One of the goals of synthetic biology is to be able to engineer cells that can sense and report on new signals. Cells that could be modified to sense specified cell-cell contacts would be extremely useful for a wide range of biomedical and research applications, ranging from mapping of cell connectivity networks to controlling the exact location of stem cell differentiation for tissue repair or regeneration. In preliminary studis, we have recently developed a new synthetic receptor construct, based on the Notch receptor, in which we can swap the extracellular ligands that are sensed by the receptor. This receptor, when activated by contact with a cell expressing the cognate ligand (but not soluble ligand), induces a user-defined transcriptional response. Thus this engineered receptor platform can in principle be used to flexibly link a wide variety of cell-contact stimuli to a flexible, modular response. I plan to characterize and show two applications of this receptor platform. During the K99 phase I will carry out two aims. One is to optimize and mechanistically characterize the synthetic cell-cell contact receptor system, by characterizing its modularity. For this aim, I will use protein- engineering techniques to build libraries of receptor variants; I will characterize th receptor by expressing these libraries in fibroblasts cells and monitor reporter transcription by fluorescent activation cell sorter (FACS).
The second aim i s to use this synthetic receptor platform as a toolkit to map cell-cell connectivity. For this aim, I will use the libraries of the irst aim and follow the contact-dependent activation of reporter genes by live microscopy. I plan also to extend the combinatorial power of the system by implementing logic gate and temporal control over receptor response. For the R00 phase, I plan to develop a third aim: use this synthetic receptor platform as a way to control cell differentiation in response to nucleating cell or surface scaffold. I will engineer mouse embryonic stem cells with chimeric receptors to differentiate only when contacted by ligands presented by neighbors or by scaffold. These studies will represent a foundation for the design of a new wave of powerful tools for the control of cell behavior via cell-cell and cell-surface contacts. The possibility of reporting and controllng cell behavior through these receptors will establish new paradigms for basic research, cell therapy and tissue engineering. The successful characterization of this receptor platform should give us a customizable and highly flexible toolkit to control cell behavior, as well as to map complex relationships between cells in live tissue. In the future we will be able to report on complex cell-cell contacts and distinguish populations of cells based on their neighbor relationships in vivo, in neurons and other developmental contexts. These tools will also enable the control of complex differentiation programs of ES cells both in vitro to increase our fundamental understanding, and in vivo to control the exact location of stem cell differentiation for tissue repair or regeneration, perhaps responding specifically to signals associated with tissue damage or injury.

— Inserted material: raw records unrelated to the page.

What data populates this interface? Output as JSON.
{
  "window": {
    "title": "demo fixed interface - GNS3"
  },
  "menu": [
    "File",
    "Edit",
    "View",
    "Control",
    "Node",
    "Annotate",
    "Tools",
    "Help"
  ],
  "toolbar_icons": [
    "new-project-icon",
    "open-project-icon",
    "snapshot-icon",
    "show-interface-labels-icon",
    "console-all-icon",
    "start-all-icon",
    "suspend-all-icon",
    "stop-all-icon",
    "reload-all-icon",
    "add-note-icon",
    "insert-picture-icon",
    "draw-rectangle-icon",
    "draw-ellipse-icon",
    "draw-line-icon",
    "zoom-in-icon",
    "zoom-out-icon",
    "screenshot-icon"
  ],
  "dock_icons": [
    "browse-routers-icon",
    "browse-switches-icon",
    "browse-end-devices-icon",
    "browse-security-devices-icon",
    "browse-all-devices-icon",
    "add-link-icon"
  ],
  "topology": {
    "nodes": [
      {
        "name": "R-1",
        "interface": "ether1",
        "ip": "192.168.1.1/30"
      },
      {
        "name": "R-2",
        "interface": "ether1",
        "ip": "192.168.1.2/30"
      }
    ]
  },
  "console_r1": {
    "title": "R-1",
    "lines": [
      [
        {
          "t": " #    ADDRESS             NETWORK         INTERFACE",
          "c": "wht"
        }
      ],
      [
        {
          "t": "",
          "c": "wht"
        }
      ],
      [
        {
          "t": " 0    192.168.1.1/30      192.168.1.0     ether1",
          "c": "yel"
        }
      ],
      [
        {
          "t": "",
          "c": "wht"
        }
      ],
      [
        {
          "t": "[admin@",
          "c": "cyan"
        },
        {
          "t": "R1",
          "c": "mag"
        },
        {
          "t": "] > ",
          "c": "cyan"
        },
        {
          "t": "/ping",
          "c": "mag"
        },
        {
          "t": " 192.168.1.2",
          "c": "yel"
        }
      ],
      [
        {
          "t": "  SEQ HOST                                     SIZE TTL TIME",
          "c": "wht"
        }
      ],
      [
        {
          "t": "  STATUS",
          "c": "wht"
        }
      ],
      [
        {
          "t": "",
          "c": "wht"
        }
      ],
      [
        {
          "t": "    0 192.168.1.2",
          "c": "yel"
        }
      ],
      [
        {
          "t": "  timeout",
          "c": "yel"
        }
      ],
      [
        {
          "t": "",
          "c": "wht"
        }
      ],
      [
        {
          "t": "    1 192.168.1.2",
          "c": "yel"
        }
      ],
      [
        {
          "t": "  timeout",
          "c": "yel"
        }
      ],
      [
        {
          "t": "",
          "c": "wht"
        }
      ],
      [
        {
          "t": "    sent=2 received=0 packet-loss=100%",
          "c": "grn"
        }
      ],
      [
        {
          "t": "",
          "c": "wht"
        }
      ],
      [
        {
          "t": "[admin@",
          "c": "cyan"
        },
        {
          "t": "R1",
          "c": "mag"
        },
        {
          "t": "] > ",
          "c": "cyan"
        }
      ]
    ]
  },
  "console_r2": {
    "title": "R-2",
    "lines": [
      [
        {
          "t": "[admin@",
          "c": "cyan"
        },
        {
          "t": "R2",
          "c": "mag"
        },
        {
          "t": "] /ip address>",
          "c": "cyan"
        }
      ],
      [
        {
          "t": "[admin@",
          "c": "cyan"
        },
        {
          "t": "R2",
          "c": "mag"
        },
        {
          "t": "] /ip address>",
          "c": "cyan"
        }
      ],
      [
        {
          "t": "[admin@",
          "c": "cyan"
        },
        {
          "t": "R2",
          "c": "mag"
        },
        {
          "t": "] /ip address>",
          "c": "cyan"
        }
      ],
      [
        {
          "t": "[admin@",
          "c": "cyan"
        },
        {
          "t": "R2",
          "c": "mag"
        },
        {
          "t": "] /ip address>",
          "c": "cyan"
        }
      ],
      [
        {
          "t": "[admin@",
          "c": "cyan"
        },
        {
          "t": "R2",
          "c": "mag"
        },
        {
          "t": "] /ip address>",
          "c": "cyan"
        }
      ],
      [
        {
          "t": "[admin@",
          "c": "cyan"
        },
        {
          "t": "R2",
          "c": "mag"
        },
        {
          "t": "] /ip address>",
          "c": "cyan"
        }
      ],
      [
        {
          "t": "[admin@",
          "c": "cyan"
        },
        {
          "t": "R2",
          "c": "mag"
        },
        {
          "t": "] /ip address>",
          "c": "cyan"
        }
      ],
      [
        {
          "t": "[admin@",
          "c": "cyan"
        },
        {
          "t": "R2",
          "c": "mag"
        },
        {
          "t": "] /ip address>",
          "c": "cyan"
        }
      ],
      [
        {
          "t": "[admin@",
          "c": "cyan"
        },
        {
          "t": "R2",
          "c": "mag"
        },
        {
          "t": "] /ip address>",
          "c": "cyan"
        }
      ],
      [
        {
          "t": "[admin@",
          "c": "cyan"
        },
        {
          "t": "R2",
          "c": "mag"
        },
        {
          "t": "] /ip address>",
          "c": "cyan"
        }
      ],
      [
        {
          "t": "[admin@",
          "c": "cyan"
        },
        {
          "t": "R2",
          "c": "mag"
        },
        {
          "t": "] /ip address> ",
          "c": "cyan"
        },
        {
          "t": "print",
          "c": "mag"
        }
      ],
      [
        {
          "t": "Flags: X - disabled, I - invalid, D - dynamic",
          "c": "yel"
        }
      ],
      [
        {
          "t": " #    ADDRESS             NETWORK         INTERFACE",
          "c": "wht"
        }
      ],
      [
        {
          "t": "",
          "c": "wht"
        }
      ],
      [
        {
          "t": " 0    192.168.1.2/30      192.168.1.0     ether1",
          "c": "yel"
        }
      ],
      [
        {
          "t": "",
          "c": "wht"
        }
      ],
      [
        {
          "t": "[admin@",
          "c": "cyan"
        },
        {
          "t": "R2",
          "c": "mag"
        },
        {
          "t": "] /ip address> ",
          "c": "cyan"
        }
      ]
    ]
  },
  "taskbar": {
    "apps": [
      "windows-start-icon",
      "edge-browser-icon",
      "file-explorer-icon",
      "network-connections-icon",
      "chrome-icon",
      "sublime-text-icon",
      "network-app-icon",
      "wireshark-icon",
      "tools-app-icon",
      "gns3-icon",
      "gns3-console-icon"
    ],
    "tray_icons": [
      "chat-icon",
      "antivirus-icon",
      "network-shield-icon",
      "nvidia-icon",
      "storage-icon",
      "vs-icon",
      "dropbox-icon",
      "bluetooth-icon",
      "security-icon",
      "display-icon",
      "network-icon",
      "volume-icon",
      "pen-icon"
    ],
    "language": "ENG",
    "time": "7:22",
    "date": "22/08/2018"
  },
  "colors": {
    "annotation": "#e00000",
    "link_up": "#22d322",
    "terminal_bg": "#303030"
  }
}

One of the goals of synthetic biology is to be able to engineer cells that can sense and report on new signals. We have recently developed a new modular synthetic receptor construct, based on the Notch receptor, in which we can swap the extracellular ligands that are sensed by the receptor, and link receptor activation by contact with a cell expressing the cognate ligand to a transcriptional response. This synthetic cell-cell contac receptor platform represents the first way to flexibly control cells in response to user-specified cell contact signals, and will be developed to map cell connectivity networks and to control stem cell differentiation for tissue repair or regeneration.

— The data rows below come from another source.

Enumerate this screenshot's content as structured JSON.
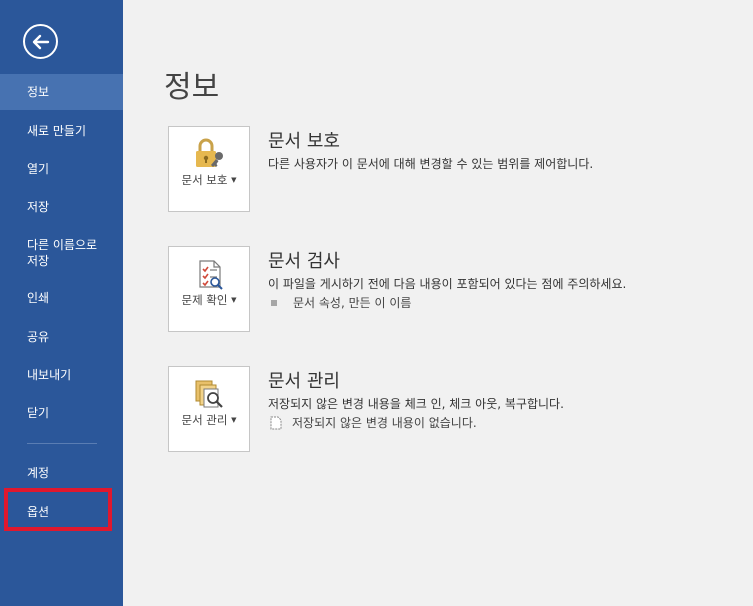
{
  "sidebar": {
    "items": [
      {
        "label": "정보"
      },
      {
        "label": "새로 만들기"
      },
      {
        "label": "열기"
      },
      {
        "label": "저장"
      },
      {
        "label": "다른 이름으로\n저장"
      },
      {
        "label": "인쇄"
      },
      {
        "label": "공유"
      },
      {
        "label": "내보내기"
      },
      {
        "label": "닫기"
      },
      {
        "label": "계정"
      },
      {
        "label": "옵션"
      }
    ],
    "active_index": 0,
    "highlight_color": "#e0182e"
  },
  "main": {
    "title": "정보",
    "sections": [
      {
        "button_label": "문서 보호",
        "title": "문서 보호",
        "description": "다른 사용자가 이 문서에 대해 변경할 수 있는 범위를 제어합니다.",
        "icon": "lock-icon"
      },
      {
        "button_label": "문제 확인",
        "title": "문서 검사",
        "description": "이 파일을 게시하기 전에 다음 내용이 포함되어 있다는 점에 주의하세요.",
        "sub_item": "문서 속성, 만든 이 이름",
        "icon": "inspect-icon"
      },
      {
        "button_label": "문서 관리",
        "title": "문서 관리",
        "description": "저장되지 않은 변경 내용을 체크 인, 체크 아웃, 복구합니다.",
        "sub_item": "저장되지 않은 변경 내용이 없습니다.",
        "icon": "manage-versions-icon"
      }
    ]
  },
  "colors": {
    "sidebar_bg": "#2b579a",
    "sidebar_active": "#4772b1",
    "page_bg": "#f1f1f1"
  }
}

|Johnson, Marion B; March, Alexander R; Morsut, Leonardo (2017) Engineering multicellular systems: using synthetic biology to control tissue self-organization. Curr Opin Biomed Eng 4:163-173|